It’s a simple question, one that a lot of people ask. Unfortunately the answer is not quite so simple.
The reason copyright duration can be complex (and confusing) is because different rules apply depending on when the creative work was published (or created) and who the original author is.
Let’s start with the question of when. If the work was published (not created) before 1978, then the copyright term was set by the 1909 Copyright Act. In that Act, you had to register your work with the Copyright Office to have a copyright, and you had to renew your registration to get the maximum length of protection. If you find a memoir your great-grandmother published back in the 1940s, but she never obtained a copyright certificate, then it was never protected by copyright. Even if she did register the memoir, the copyright would have expired if she didn’t renew her copyright within the correct time window. On the other hand, if she did obtain a copyright certificate, and renewed it at the right time, then her copyright would still be valid and in force today.
Thankfully, Congress created an entirely new Copyright Act that took effect in 1978, and they also updated the rules for those pre-1978 works. Under the current Copyright Act, renewals are no longer required, and all works with a valid copyright will continue to be protected for 95 years from the date of publication.
Now let’s move on to the copyrights for works created after January 1, 1978. Under the current Copyright Act, you have protection as soon as your work is completed and “fixed” (i.e. put in a format that others can view – written down, typed up, filmed, recorded, painted, etc.). That protection will last your entire life, plus 70 years. Registration is recommended, but not required unless you want to sue someone. Simple, right?
There is one wrinkle, though. What happens with works where the author is unknown, or the “author” is a corporation that hired someone to create the work under the work for hire doctrine? “Life of the author” doesn’t work so well in those situations, so Congress has a different rule for them.
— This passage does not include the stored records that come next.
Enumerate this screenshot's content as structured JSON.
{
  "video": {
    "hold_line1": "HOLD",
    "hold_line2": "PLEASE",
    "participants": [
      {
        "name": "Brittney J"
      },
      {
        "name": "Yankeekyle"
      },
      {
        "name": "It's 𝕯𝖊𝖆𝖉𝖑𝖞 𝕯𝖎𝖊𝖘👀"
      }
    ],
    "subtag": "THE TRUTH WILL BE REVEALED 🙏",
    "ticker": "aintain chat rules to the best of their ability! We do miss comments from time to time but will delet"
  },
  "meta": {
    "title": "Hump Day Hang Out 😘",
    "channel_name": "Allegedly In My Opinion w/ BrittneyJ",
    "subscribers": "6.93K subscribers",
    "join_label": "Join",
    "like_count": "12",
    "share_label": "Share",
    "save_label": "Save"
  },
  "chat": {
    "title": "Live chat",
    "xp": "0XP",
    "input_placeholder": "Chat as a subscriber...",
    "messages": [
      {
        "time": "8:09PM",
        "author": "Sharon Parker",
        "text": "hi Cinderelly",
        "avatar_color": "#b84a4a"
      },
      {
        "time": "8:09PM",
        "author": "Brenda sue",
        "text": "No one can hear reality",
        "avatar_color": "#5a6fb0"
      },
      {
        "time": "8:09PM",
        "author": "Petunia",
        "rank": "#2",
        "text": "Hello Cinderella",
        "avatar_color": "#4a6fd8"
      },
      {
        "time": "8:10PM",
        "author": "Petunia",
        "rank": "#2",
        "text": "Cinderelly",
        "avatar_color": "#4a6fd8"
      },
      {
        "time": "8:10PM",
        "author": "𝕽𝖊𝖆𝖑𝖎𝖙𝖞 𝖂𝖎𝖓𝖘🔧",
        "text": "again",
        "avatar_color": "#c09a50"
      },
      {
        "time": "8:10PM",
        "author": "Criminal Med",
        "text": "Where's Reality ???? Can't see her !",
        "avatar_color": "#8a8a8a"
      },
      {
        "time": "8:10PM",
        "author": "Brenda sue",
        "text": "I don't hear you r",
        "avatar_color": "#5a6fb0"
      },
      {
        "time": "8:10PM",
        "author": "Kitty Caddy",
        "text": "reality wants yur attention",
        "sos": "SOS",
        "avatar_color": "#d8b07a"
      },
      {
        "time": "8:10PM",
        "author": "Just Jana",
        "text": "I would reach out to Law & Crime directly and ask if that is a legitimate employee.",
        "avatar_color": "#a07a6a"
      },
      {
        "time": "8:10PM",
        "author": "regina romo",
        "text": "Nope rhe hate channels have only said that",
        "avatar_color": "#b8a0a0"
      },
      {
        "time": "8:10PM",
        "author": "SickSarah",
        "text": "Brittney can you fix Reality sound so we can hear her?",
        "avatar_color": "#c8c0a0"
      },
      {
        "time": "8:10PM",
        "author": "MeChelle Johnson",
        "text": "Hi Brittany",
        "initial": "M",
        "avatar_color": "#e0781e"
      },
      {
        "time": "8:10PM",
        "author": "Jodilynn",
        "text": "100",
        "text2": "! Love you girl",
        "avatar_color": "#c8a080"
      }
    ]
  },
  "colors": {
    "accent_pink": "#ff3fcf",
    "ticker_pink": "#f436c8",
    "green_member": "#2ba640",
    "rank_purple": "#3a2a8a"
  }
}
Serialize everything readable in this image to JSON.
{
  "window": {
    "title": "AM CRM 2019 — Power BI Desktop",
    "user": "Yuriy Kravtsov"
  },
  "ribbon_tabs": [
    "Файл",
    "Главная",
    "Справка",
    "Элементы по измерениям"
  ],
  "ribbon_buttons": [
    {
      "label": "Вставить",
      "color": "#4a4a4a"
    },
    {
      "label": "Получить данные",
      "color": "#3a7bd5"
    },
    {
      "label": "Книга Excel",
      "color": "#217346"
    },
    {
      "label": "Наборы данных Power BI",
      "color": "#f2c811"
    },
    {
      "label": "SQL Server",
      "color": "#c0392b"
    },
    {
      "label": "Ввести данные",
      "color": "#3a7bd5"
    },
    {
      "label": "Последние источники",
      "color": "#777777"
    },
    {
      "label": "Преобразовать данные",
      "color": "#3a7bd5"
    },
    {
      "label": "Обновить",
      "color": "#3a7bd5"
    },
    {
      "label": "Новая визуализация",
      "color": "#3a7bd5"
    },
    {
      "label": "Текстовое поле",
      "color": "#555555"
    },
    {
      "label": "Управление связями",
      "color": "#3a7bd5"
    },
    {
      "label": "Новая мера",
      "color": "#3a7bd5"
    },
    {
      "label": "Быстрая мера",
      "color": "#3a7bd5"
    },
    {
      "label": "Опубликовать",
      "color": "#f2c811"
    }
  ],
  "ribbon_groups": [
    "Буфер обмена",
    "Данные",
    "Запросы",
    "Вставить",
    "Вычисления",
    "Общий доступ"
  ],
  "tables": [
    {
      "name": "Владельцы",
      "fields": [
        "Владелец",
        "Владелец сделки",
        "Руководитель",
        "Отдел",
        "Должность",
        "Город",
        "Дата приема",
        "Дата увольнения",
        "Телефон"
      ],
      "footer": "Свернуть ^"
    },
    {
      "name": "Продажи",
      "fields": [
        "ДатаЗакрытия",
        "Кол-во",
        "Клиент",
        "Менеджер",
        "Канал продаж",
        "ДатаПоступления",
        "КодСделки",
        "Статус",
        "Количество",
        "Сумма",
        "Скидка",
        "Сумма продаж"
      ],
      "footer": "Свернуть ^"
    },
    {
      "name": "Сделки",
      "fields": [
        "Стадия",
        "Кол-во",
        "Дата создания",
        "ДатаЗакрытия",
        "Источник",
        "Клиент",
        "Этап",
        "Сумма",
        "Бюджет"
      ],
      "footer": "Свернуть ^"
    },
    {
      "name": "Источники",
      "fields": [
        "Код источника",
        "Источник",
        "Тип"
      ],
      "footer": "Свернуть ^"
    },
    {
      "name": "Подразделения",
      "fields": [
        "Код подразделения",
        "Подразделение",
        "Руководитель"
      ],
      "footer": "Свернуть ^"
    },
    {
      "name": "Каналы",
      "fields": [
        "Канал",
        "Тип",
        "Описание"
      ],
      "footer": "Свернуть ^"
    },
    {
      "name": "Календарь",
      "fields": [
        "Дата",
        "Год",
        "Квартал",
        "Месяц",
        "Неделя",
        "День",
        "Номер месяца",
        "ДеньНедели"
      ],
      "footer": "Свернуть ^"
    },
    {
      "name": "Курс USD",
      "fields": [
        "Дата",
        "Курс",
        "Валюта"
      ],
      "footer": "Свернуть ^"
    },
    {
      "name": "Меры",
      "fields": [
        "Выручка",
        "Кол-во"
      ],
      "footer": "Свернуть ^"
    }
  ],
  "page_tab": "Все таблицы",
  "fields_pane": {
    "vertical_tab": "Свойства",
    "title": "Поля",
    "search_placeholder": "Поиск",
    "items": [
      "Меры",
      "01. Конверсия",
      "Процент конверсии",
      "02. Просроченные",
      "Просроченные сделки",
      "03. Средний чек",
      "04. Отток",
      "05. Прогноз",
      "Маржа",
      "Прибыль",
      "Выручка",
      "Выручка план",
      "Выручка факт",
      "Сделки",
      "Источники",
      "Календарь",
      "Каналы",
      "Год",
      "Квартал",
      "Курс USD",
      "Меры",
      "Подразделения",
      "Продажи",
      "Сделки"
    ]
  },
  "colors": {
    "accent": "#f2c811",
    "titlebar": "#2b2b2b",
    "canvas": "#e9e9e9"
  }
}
When the author is anonymous, uses a pseudonym (i.e. a pen name), or is a corporation, then the copyright will last 95 years from the date of publication, or 120 years from the date of creation, whichever ends sooner. Most people don’t sit on a creative work for thirty years before publishing, so in most cases it will be 95 years from the date it was published. It’s a bit more complex, but at least they didn’t bring back the renewal system.
So what’s the final answer on how long a copyright will last? Here’s the breakdown:
- Published before 1978 – 95 years from the date of publication (if the copyright was still valid in 1978)
- Created in/after 1978, if the author is a known person – life of the author + 70 years
- Created in/after 1978, if the author is unknown, pseudonymous, or is a corporation – 95 years from date of publication, or 120 years from creation, whichever ends sooner
Of course, if all of this makes absolutely no sense, or you’re not sure where your copyright falls in the spectrum, you’re welcome to reach out and ask me more at firstname.lastname@example.org.